The Security Alliance between the U.S. and Japan has long stood in contention and controversy due to heavy American military presence, administrative control of certain areas, amongst many more complicated matters of political muck.
Many in Japan saw the Alliance and the stationing of troops as financial, with the Government viewing goods selling to American soldiers as an economic stimulant. To the U.S. it was strategic, a way to control communism in Asia, along with functioning as a staging area during Vietnam. One could say the relationship is vampiric, happily siphoning off one another, welcoming a nuzzle at your neck.
Early on, we witness a crime scene; a dead prostitute, wrists slit, either by her hand or someone else’s, in a brothel outside the military base. An observing working girl remarks that it can’t be helped if they’re making a living off the base, all while a landing B-52 roars overhead, its presence drowning out the conversation. At the costume party, Americans dress as vampires while the real vampires pass through undetected.
Saya, Japanese, told to remove a foreign presence infiltrating a military base by her American handlers before it spreads to the Asian populace, which she rightly calls out as nowhere near as easy as they seem to believe. Beaurocratically difficult, one could argue.
An obvious metaphor, but a distinction of who the true vampire between the U.S. and Japan is treated as ambiguous as Saya’s origins. What’s clear is that something is deeply wrong with the culture surrounding these policies. Saya’s mission to kill her kind is likened to humans’ way of killing one another needlessly—said by a character holding a dangling crucifix, the implications complex and sobering.
As stated, Saya is Japanese but appears foreign to her heritage. Near the end of the film, the audience surrogate character, a Japanese nurse named Makiho, is shown an old photograph dated 1892, and in it is a young girl in a white dress, surrounded by other well-dressed figures, that looks exactly like Saya.
Once again, nothing about the clothes or location of the photo screams Japanese culture in any way, but it’s important to remember that 1892 was during the Meiji Restoration, a time Japan rapidly, nearly by force, shed many of its customs for Western ones. Saya is Japanese, yes, but she grew up during a period when that identity began to be erased, a notion that often plagues and troubles Japan, that the Security Alliance can be seen as continuing tradition.
Concessions create calamity, and a subtle point is made to intertwine Japan and the U.S. into the Vietnam conflict in equal measure, calling out the bombers, these American war machines, launch from a Japan located base. The vampires symbolize much, functioning strongly as an undying repeating past just as much as political subterfuge, and Saya and Marikho (who has a Western middle name and religion) fit within the history of stateless individuals caught between worlds.
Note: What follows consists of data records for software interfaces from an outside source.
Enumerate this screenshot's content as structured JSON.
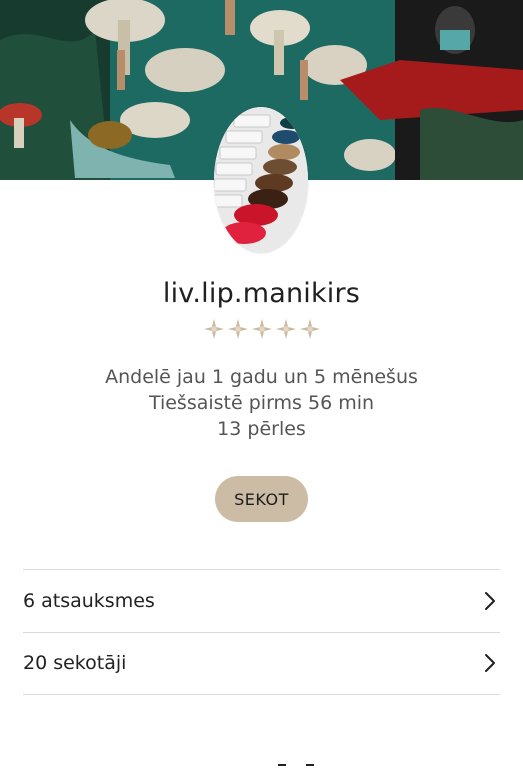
{
  "profile": {
    "username": "liv.lip.manikirs",
    "rating_stars": 5
  },
  "info": {
    "member_since": "Andelē jau 1 gadu un 5 mēnešus",
    "last_online": "Tiešsaistē pirms 56 min",
    "pearls": "13 pērles"
  },
  "actions": {
    "follow_label": "SEKOT"
  },
  "links": [
    {
      "label": "6 atsauksmes"
    },
    {
      "label": "20 sekotāji"
    }
  ],
  "icons": {
    "star": "star-icon",
    "chevron": "chevron-right-icon"
  },
  "colors": {
    "follow_button": "#ccbca5",
    "star": "#c9b89c",
    "banner_teal": "#1f6b63"
  }
}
DIPLOMACY IS A BLADE’S EDGE
Blood: The Last Vampire doesn’t provide conclusions to these ponderings, instead, commenting through images and background chatter like a breathing and bloody art installation. It leaves you wondering if conflict can be measured in such archaic terms as good or evil. Saya will continue acting on behalf of her faceless handlers, killing her kind, and humans will continue to act on faceless beliefs, killing their kind, on and on.
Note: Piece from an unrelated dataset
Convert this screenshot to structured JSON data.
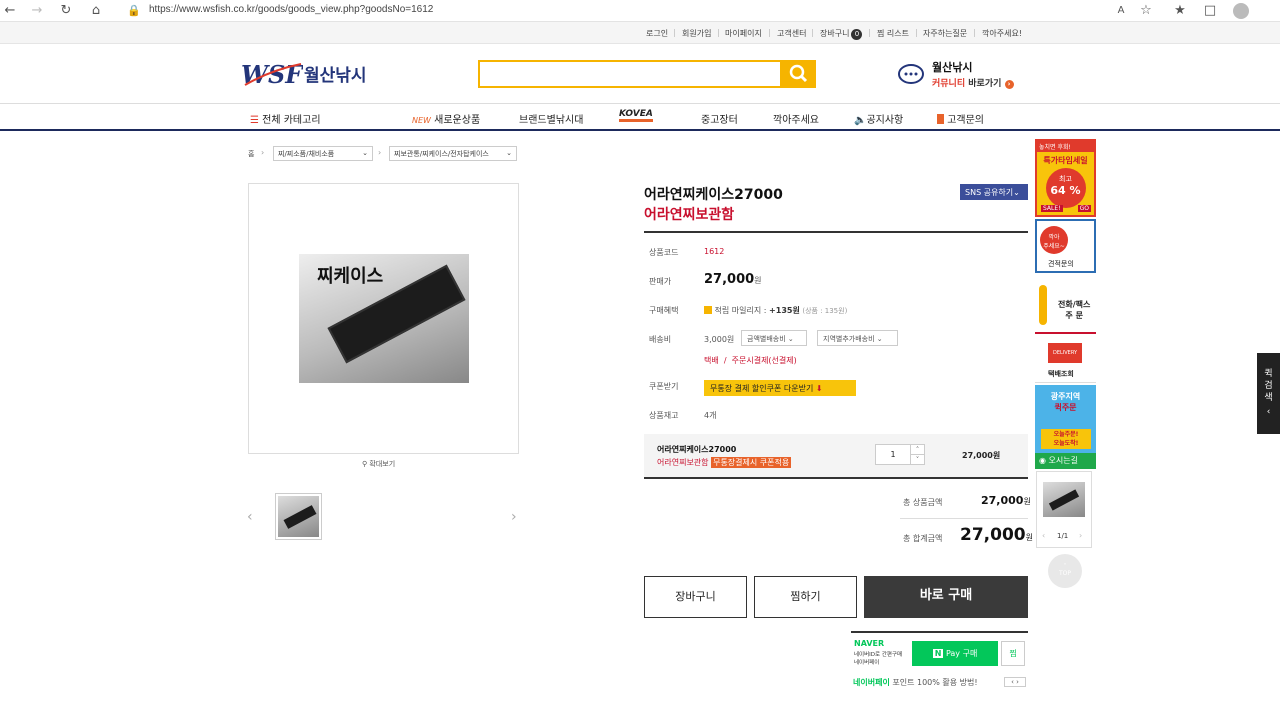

A fun, short little flick about a Japanese schoolgirl with a sword smacks you with this philosophically nebulous conflation of cultural ideals and political follies, all in its final few seconds. Blood: The Last Vampire is in the proud tradition of horror movies that comment on our history, the political turmoil we find ourselves in, and how we are sometimes complicit in atrocities under the guise of innocence. Sometimes the good guys are monsters, too.